If ever there was a perfect quote that summed up the histories of both the AM General Hummer and Toyota Mega Cruiser, it would from Oscar Wilde when he famously said, “Imitation is the sincerest form of flattery…”
In 1981, AM General was awarded a U.S. military contract to build new prototype multi-purpose utility vehicles, paving the way for what would eventually become the original High Mobility Multipurpose Wheeled Vehicle (HMMWV). The Humvee, as it was later dubbed, has played an integral role in all military operations since its launch in 1985, but it was the 24-hour Gulf War media blitz that spawned the H1. Among many interested parties, Arnold Schwarzenegger decided the Humvee would look great in his driveway, and so AM General launched a civilian version in 1992. The Hummer H1 replaced things like armor plating and machine guns with air conditioning and a cassette player, but there really weren’t huge differences between the two stock vehicles otherwise.
In Japan, their military knew a good thing when they saw it and commissioned Toyota to build their own Humvee. Perhaps as an homage to Godzilla movies, the rather un-military name ‘Mega Cruiser’ was chosen for the 1995 launch. It looked virtually identical to the Hummer, but in true Toyota fashion they set out to improve upon the original design, and the result was a superior vehicle.
So assuming you have a driveway big enough, which monster belongs there? The answer may surprise you.

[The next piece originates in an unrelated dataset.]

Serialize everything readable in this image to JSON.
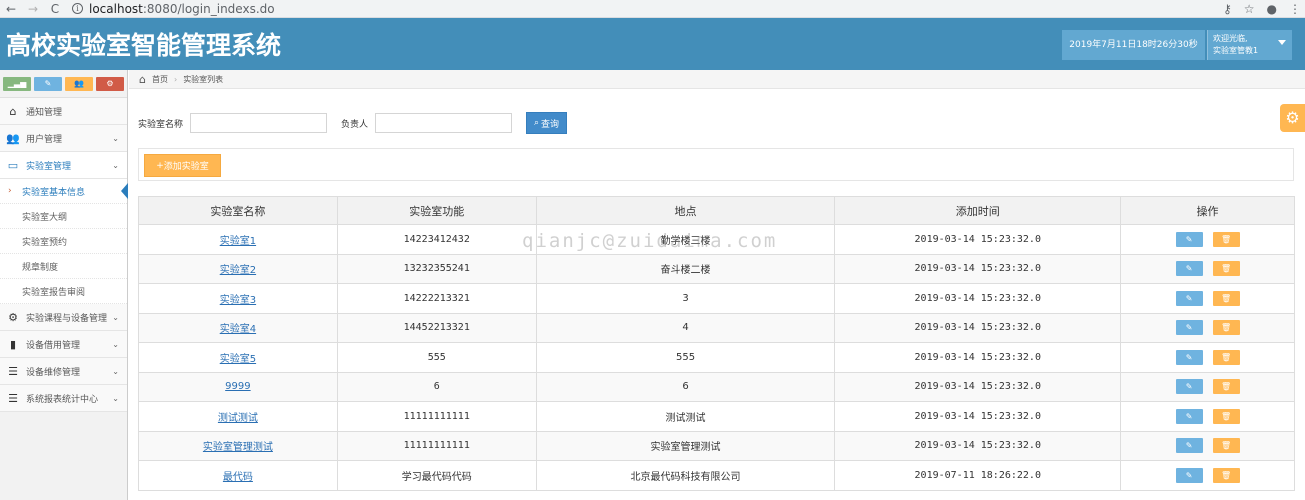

First and foremost, it must be established that although this is the largest vehicle (by far) Toyota ever produced, it was still built like a Toyota. For decades this brand has ranked near the top for reliability, quality, and resale value. Extensive research done in 2016 by YourMechanic.com showed Toyota was the 30th most expensive brand to maintain over a ten-year span. In a list of models with the lowest maintenance costs over the same ten years, five of the top ten were Toyotas.
Autotrader crowned the Mega Cruiser the ‘World’s Greatest 4×4’. Apparently once you get used to its enormity, the drive is actually refined and smooth. Four-wheel steering gives this behemoth a relatively tight 18.4 foot turning radius, which is more than eight feet narrower than the H1. The first iteration was the BXD10 which, like the Humvee, was built strictly to military specs for the Japan Ground Self Defense Force. Approximately 3000 of these were made, and almost all were understandably RHD. The second iteration was the civilian version BXD20, but strict government penalties for driving such a large and environmentally taxing vehicle on regular roads limited production to around 150 examples. All but a few Mega Cruisers were sold in Japan

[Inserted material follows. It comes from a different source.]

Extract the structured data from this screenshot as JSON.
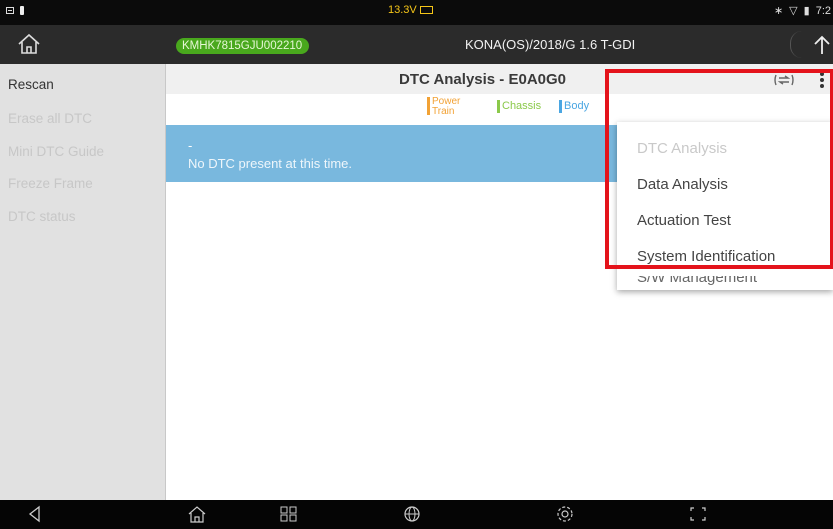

By: Micah Zumar
Title: H1 Hummer VS Toyota Mega Cruiser: Which Monster Belongs In Your Driveway?
Sourced From: www.hotcars.com/h1-hummer-vs-toyota-mega-cruiser-belongs-driveway/
Published Date: Sun, 26 Jul 2020 15:45:58 GMT